* **Brief**
Search each line below for the word "podoba" and list those that contain it.

Interface dataset entries

*****

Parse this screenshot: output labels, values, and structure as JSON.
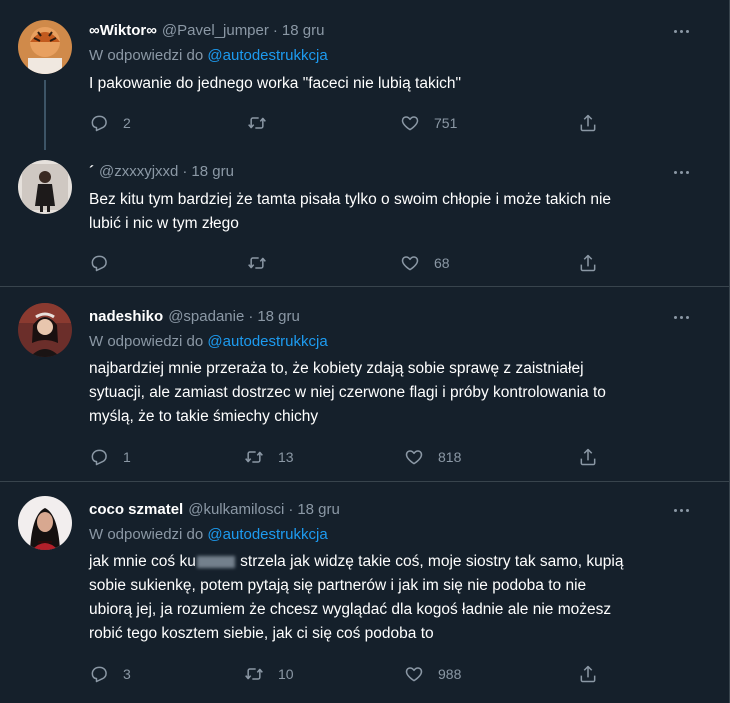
{
  "tweets": [
    {
      "name": "∞Wiktor∞",
      "handle": "@Pavel_jumper",
      "dot": "·",
      "time": "18 gru",
      "reply_prefix": "W odpowiedzi do",
      "reply_mention": "@autodestrukkcja",
      "text": "I pakowanie do jednego worka \"faceci nie lubią takich\"",
      "replies": "2",
      "retweets": "",
      "likes": "751",
      "avatar_color": "#c7773e"
    },
    {
      "name": "´",
      "handle": "@zxxxyjxxd",
      "dot": "·",
      "time": "18 gru",
      "text_line1": "Bez kitu tym bardziej że tamta pisała tylko o swoim chłopie i może takich nie",
      "text_line2": "lubić i nic w tym złego",
      "replies": "",
      "retweets": "",
      "likes": "68",
      "avatar_color": "#d9d4cf"
    },
    {
      "name": "nadeshiko",
      "handle": "@spadanie",
      "dot": "·",
      "time": "18 gru",
      "reply_prefix": "W odpowiedzi do",
      "reply_mention": "@autodestrukkcja",
      "text_line1": "najbardziej mnie przeraża to, że kobiety zdają sobie sprawę z zaistniałej",
      "text_line2": "sytuacji, ale zamiast dostrzec w niej czerwone flagi i próby kontrolowania to",
      "text_line3": "myślą, że to takie śmiechy chichy",
      "replies": "1",
      "retweets": "13",
      "likes": "818",
      "avatar_color": "#5a2a2a"
    },
    {
      "name": "coco szmatel",
      "handle": "@kulkamilosci",
      "dot": "·",
      "time": "18 gru",
      "reply_prefix": "W odpowiedzi do",
      "reply_mention": "@autodestrukkcja",
      "text_line1_a": "jak mnie coś ku",
      "text_line1_b": " strzela jak widzę takie coś, moje siostry tak samo, kupią",
      "text_line2": "sobie sukienkę, potem pytają się partnerów i jak im się nie podoba to nie",
      "text_line3": "ubiorą jej, ja rozumiem że chcesz wyglądać dla kogoś ładnie ale nie możesz",
      "text_line4": "robić tego kosztem siebie, jak ci się coś podoba to",
      "replies": "3",
      "retweets": "10",
      "likes": "988",
      "avatar_color": "#1a1a1a"
    }
  ],
  "colors": {
    "background": "#15202b",
    "border": "#38444d",
    "muted": "#8b98a5",
    "accent": "#1d9bf0"
  },
  "icons": [
    "reply-icon",
    "retweet-icon",
    "like-icon",
    "share-icon",
    "more-icon"
  ]
}
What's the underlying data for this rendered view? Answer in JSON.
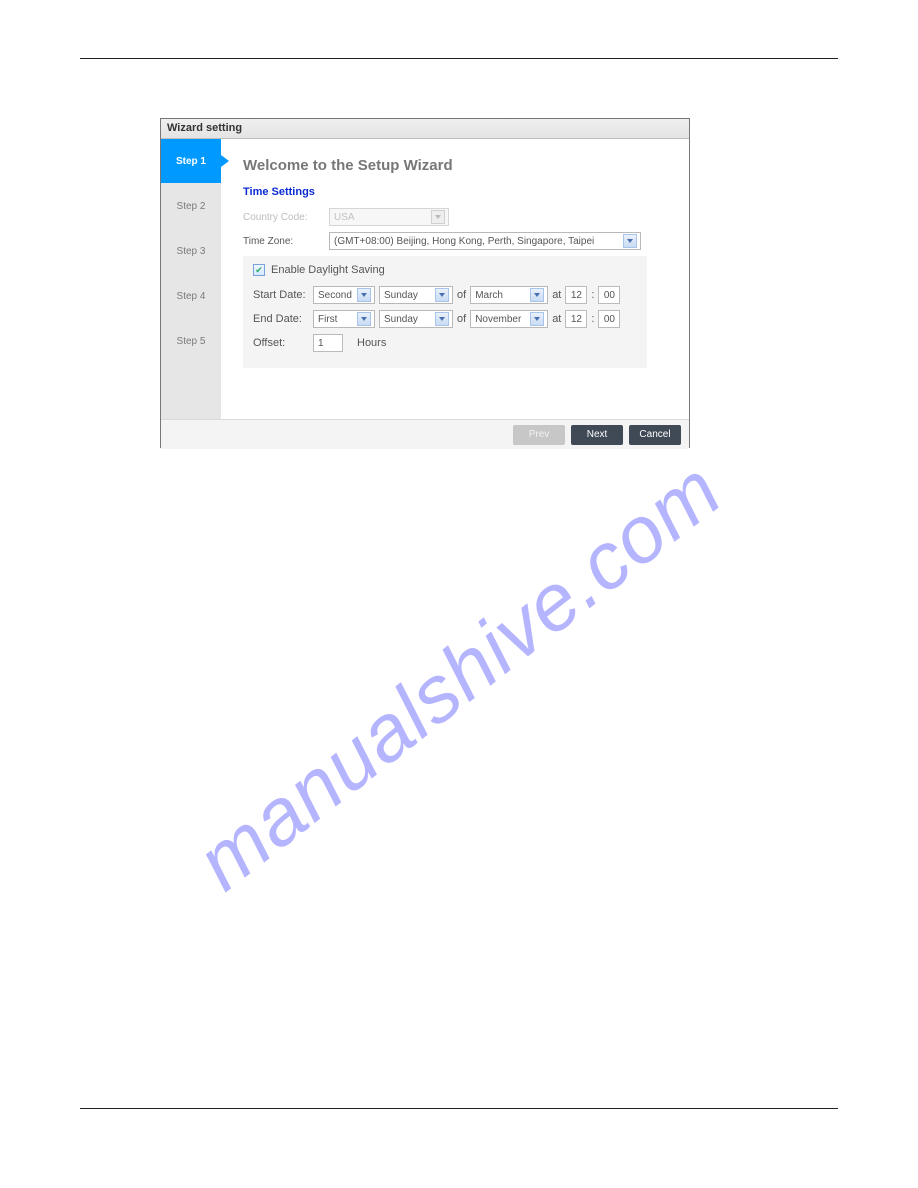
{
  "watermark": "manualshive.com",
  "wizard": {
    "title": "Wizard setting",
    "steps": [
      "Step 1",
      "Step 2",
      "Step 3",
      "Step 4",
      "Step 5"
    ],
    "activeStep": 0,
    "heading": "Welcome to the Setup Wizard",
    "sectionTitle": "Time Settings",
    "countryCode": {
      "label": "Country Code:",
      "value": "USA"
    },
    "timeZone": {
      "label": "Time Zone:",
      "value": "(GMT+08:00) Beijing, Hong Kong, Perth, Singapore, Taipei"
    },
    "dst": {
      "enableLabel": "Enable Daylight Saving",
      "checked": true,
      "startLabel": "Start Date:",
      "endLabel": "End Date:",
      "ofText": "of",
      "atText": "at",
      "colon": ":",
      "start": {
        "week": "Second",
        "day": "Sunday",
        "month": "March",
        "hour": "12",
        "min": "00"
      },
      "end": {
        "week": "First",
        "day": "Sunday",
        "month": "November",
        "hour": "12",
        "min": "00"
      },
      "offsetLabel": "Offset:",
      "offsetValue": "1",
      "offsetUnit": "Hours"
    },
    "buttons": {
      "prev": "Prev",
      "next": "Next",
      "cancel": "Cancel"
    }
  }
}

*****

* **Your response**
      "text_line2": "sobie sukienkę, potem pytają się partnerów i jak im się nie podoba to nie",
      "text_line4": "robić tego kosztem siebie, jak ci się coś podoba to",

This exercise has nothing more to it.